Oh, and don’t make the mistake of calling this Chex Mix. The “Official” (barf) “Original” (lies) Chex Mix recipe from General Mills doesn’t call for nearly enough flavoring agents and it leaves you with half a dozen partially eaten boxes of cereal and snacks (hisssss). Merry Mix completely eliminates the waste and most of the measurement required in the corporate-sanctioned recipe. It goes like this: READ MORE
There will be no apple cider as good as the cider my family and friends pressed every autumn when I was growing up, which has more to do with what went into it than the actual taste. My godparents, Dick and Margaret, lived in a farmhouse in Alderwood, a small town 30 minutes north of Seattle now known for its mall. Dick and Margaret, two artists, loved the land and the modest-but-roomy house. They ended up with a small apple orchard, which yielded far more apples than they could ever eat, so they’d invite a bunch of folks over for a day of apple picking. We’d dress in our flannels and our boots, climb ladders, scour the grass below, and use pole pickers to collect every single ripe fruit, which we’d haul over to Ray and Nancy’s house. Ray and Nancy were consummate hosts…and owned an antique cider press. For weeks, everyone had been rinsing out their plastic milk jugs, stockpiling them, waiting for the day they’d be able to fill them with fresh-pressed apple cider. It was a full day of sticky work and everyone was tired by the end, but what a triumphant moment when the last bushel of apples was dumped into that press and the last drops of cider poured out. We looked forward to it every year, and that delicious cider never lasted as long as I would’ve liked.
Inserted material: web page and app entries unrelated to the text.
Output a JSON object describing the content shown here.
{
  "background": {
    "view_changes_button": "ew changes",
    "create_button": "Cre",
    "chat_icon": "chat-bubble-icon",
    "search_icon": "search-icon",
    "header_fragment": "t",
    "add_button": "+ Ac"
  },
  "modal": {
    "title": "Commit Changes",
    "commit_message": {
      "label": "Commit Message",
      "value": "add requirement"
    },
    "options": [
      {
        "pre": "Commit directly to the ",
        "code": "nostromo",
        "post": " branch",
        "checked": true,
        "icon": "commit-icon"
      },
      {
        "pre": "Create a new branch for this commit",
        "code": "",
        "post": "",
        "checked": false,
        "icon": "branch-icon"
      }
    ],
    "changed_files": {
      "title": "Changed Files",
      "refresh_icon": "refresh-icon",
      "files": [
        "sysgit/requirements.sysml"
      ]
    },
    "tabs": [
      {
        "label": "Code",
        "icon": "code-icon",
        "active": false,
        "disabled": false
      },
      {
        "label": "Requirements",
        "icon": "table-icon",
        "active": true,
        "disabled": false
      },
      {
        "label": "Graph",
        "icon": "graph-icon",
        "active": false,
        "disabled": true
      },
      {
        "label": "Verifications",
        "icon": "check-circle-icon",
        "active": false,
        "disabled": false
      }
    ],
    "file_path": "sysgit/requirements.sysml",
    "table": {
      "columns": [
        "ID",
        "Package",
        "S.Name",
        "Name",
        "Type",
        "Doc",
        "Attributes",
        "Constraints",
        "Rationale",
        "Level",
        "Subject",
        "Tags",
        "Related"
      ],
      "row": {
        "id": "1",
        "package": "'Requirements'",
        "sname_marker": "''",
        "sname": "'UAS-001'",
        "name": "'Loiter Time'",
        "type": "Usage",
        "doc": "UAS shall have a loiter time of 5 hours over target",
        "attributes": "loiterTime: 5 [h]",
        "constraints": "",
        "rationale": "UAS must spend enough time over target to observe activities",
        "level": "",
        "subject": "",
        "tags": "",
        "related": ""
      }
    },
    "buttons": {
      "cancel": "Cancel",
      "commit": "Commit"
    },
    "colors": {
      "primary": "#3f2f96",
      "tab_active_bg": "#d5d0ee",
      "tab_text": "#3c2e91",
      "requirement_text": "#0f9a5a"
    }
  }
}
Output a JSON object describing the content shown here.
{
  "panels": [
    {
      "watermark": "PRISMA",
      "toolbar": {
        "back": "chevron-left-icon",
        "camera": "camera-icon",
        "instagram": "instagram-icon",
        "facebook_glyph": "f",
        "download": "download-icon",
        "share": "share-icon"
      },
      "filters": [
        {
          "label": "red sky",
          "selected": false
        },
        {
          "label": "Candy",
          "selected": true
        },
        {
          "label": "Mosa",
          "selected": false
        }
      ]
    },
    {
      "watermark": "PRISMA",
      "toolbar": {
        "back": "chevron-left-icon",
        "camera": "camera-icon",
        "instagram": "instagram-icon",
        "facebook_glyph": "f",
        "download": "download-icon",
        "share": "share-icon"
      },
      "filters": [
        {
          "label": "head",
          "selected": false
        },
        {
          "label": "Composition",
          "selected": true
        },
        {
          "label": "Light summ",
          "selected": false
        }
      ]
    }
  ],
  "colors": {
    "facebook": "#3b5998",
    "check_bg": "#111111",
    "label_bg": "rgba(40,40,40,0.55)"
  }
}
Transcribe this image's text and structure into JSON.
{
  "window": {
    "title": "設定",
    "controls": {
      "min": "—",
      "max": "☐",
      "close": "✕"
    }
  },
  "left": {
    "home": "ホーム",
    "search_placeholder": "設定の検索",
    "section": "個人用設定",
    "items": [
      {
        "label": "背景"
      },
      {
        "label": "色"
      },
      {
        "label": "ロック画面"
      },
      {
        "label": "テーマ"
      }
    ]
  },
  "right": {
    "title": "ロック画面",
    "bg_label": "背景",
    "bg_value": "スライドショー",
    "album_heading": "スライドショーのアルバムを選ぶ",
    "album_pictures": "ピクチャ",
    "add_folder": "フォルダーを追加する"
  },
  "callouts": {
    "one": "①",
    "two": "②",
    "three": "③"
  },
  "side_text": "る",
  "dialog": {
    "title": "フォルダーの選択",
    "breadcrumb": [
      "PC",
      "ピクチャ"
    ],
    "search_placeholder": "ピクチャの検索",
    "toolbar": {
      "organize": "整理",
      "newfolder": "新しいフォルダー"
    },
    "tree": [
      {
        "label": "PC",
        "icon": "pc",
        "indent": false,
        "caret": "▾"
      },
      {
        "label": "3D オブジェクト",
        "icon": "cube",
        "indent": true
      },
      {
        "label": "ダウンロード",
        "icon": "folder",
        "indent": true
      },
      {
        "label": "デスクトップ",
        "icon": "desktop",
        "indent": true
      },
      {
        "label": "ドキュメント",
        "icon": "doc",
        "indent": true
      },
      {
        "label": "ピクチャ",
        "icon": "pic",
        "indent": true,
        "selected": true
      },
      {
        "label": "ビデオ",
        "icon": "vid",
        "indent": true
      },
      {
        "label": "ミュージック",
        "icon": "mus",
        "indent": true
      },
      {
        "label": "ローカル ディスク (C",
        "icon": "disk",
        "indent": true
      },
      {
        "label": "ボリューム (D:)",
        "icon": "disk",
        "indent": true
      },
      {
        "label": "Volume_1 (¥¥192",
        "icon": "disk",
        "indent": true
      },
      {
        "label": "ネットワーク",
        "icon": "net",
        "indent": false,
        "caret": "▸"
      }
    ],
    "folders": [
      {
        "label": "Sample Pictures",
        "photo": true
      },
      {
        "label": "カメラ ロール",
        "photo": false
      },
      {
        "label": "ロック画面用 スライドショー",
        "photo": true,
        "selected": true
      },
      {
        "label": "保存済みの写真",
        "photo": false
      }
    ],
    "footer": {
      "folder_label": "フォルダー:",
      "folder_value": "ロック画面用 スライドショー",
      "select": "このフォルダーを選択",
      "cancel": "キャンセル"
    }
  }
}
This is a recipe I knew before I met Heather and, had she not been a strict vegetarian at the time, one that I no doubt would have made to woo her. It’s delicious, impressive, and very easy to prepare. If you make this for the lady or gentleman of your fancy, it could very well result in after dinner sexytimes. I make no promises, but your odds are definitely improved.
In my childhood home, there were always three sodas: caffeine-free Coke, root beer, and ginger ale (preferable Canada Dry). My Papa and my brother were the real soda drinkers, but given those options, I usually gravitated toward the ginger ale. As I got older, I learned that most canned ginger ale is a lot tamer than many bottled varieties, and my allegiance lay with Reed’s Extra Ginger Brew. I like the burn, friends. I like a ginger ale that doesn’t just politely ring your doorbell but instead bashes in your front door, shakes the rain off its coat, and leaves muddy footprints in the entryway. That’s a soda I know I can bro down with—not just a delicately flavored vehicle for sugar and empty calories, but a soda that feels like a full-bodied treat, loaded with nuance and spice.
Last year, my Papa sent me a surprise package of goods, unbeknownst to me. He’s the kind of guy who does that, you know? I opened a nondescript box and out tumbled these curious green objects. What on earth were they? I did some googling and figured out he’d sent me finger limes, a microcitrus from Australia (not a true lime at all, actually). This wild fruit has only been cultivated commercially in the last couple decades and only within the last few years have they really come to the U.S. In the last couple years, a farm in California has been growing and selling them from trees they imported. And friends? They are delicious! They taste a bit like a lemon-lime combo with a slightly floral note. And they’re fun as hell.